Last week we looked at Jesus’ words from Luke 21 where he told us, “By your patience possess your souls.” You soul being your inner being, the true you that no one can touch if it is safe in the hands of the Father and made alive by faith in Jesus Christ.
“By your patience”, Jesus said, that is what will get you through the hard times to come, the scary end times stuff that he had just described to the apostles, and to us, by proxy.
Jesus wants us all to be ready for hard times, to realize that although we may suffer in this world that it is only superficial and short term, the real you will be fine and your real reward is yet to come, your enduring possession.
So patiently endure, and be confident.
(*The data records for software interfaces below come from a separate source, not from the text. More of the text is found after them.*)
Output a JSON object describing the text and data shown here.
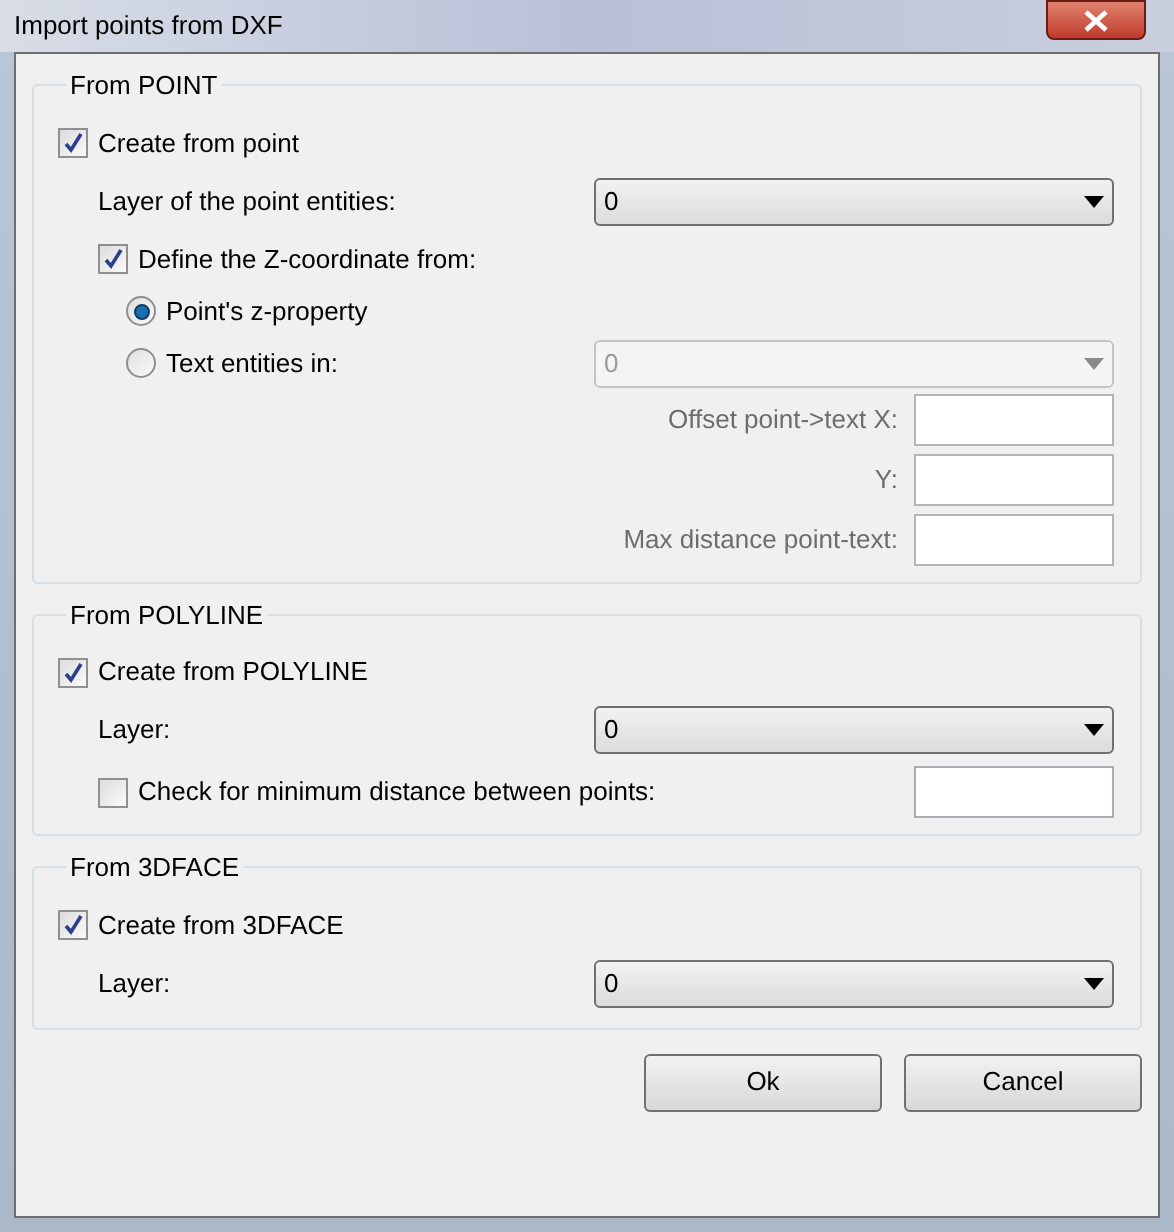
{
  "window": {
    "title": "Import points from DXF"
  },
  "sections": [
    {
      "title": "From POINT",
      "rows": [
        {
          "kind": "checkbox",
          "label": "Create from point",
          "checked": true,
          "children": [
            {
              "kind": "combo",
              "label": "Layer of the point entities:",
              "value": "0",
              "disabled": false
            },
            {
              "kind": "checkbox",
              "label": "Define the Z-coordinate from:",
              "checked": true,
              "children": [
                {
                  "kind": "radio",
                  "label": "Point's z-property",
                  "selected": true
                },
                {
                  "kind": "radio",
                  "label": "Text entities in:",
                  "selected": false,
                  "combo": {
                    "value": "0",
                    "disabled": true
                  }
                },
                {
                  "kind": "field",
                  "label": "Offset point->text X:",
                  "disabled": true
                },
                {
                  "kind": "field",
                  "label": "Y:",
                  "disabled": true
                },
                {
                  "kind": "field",
                  "label": "Max distance point-text:",
                  "disabled": true
                }
              ]
            }
          ]
        }
      ]
    },
    {
      "title": "From POLYLINE",
      "rows": [
        {
          "kind": "checkbox",
          "label": "Create from POLYLINE",
          "checked": true,
          "children": [
            {
              "kind": "combo",
              "label": "Layer:",
              "value": "0",
              "disabled": false
            },
            {
              "kind": "checkfield",
              "label": "Check for minimum distance between points:",
              "checked": false
            }
          ]
        }
      ]
    },
    {
      "title": "From 3DFACE",
      "rows": [
        {
          "kind": "checkbox",
          "label": "Create from 3DFACE",
          "checked": true,
          "children": [
            {
              "kind": "combo",
              "label": "Layer:",
              "value": "0",
              "disabled": false
            }
          ]
        }
      ]
    }
  ],
  "buttons": [
    "Ok",
    "Cancel"
  ]
}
Did you catch that? Don’t cast away your confidence. Confidence is what gives us patience and the ability to endure. Confidence is the unwavering knowledge or belief that we can do something no matter what others may do or say.
Confidence displaces fear, worry, anxiety, and doubt. All those things lead to depression, panic, addictions, anger and any number of maladies, the fruits of failure. But confidence—that brings in a whole plethora of soul strengthening attributes; right at the top of the list is hope, but also fearlessness, peace, faith, patience and endurance.
Think of something you’re good at, you have a confidence in that, you are confident because you are good at it, and because you are confident it makes you even better at it. Like a surgeon for instance; you don’t want a nervous surgeon operating around delicate nerves or intricate blood vessels and arteries if his hands are shaking and he just learned how to fix a brain aneurysm by watching a YouTube video the night before because he wasn’t sure he knew how.
Back in the nineties, long before I started my church here, I was sent by the construction company I worked for up here to Red Lodge to weld the cross into the steeple at the New Catholic church we were building—St. Agnes.
They had built the roof of the bell tower in the street in front of the church. It looked like a giant upside down sugar cone. It was probably about 15 feet high or so, all made out of wood, with the shingles all in place and ready to be set on top of the steeple. Except for one thing. There was a large steel cross made from six by six tube steel that needed to be stuck into the hole in the top if the steeple roof and welded to the angle iron frame work that was built into the inside of the steeple.
Since I was the only certified and experienced welder working for the company at the time I got the job of welding the cross in place. So when I got there and got my portable stick welder all set up they set the cross into the top of the steeple with a crane and I crawled up inside of the steeple top, and up on the scaffolding they had set up inside of it, and proceeded to weld away.
After an hour or so of welding, making sure I had good clean beads and multiple passes on everything I could weld in there, I crawled out and said, “I’m done, it’s ready to go.”
The boss asked me, “Are you sure? You know your welds have to hold the weight of the whole structure as we pick it up to set it right?” “Yes, I know, you have told me that several times now. My welds will not break.”
They were literally going to pick up that steeple roof up by the cross I had just welded into place in the top of it, and set it up on the bell tower.
So everyone got into place as the crane operator waited for the signal to start lifting it. As I stood off to the side to watch one of my co-workers, a carpenter who had helped build the steeple top asked me, “Are you nervous?” I said no, my welds are good, if your tower doesn’t fall apart that cross will get it to the top, no problem.”
It did, and to this day I get to drive by that church and look up at that cross and think, “I welded that cross into place” and I am one of the few that knows that it was the thing that lifted the whole top of that steeple into place. And it still stands, it has endured.
And for me it is an enduring reward.
And, it always reminds me of what it means to have confidence, I had confidence in my welds because I knew and understood what I was doing and had done it many times. And that is a good feeling, a feeling that drives out anxiety and doubt.
That’s what Paul is telling us in our scripture today; ‘Don’t be full of doubt, trust the cross and that it will get you to where you truly belong because it has never failed you and the Lord who died on that cross has gotten you through many hard times before, and he will never pick you up just to let you fall.’
The confidence Paul is talking about here is confidence in Jesus, not in anything we have to earn or accomplish, not in keeping the law or saying and doing the right things, it’s a confidence born of faith, and a faith born of faithfulness, the faithfulness of Jesus to meet us where we are, to hear us when we call and to catch us when we fall.
Hang on to Jesus, have confidence in the healing, the peace, the strength, and the life that was purchased for you on the cross, and you will endure–forever.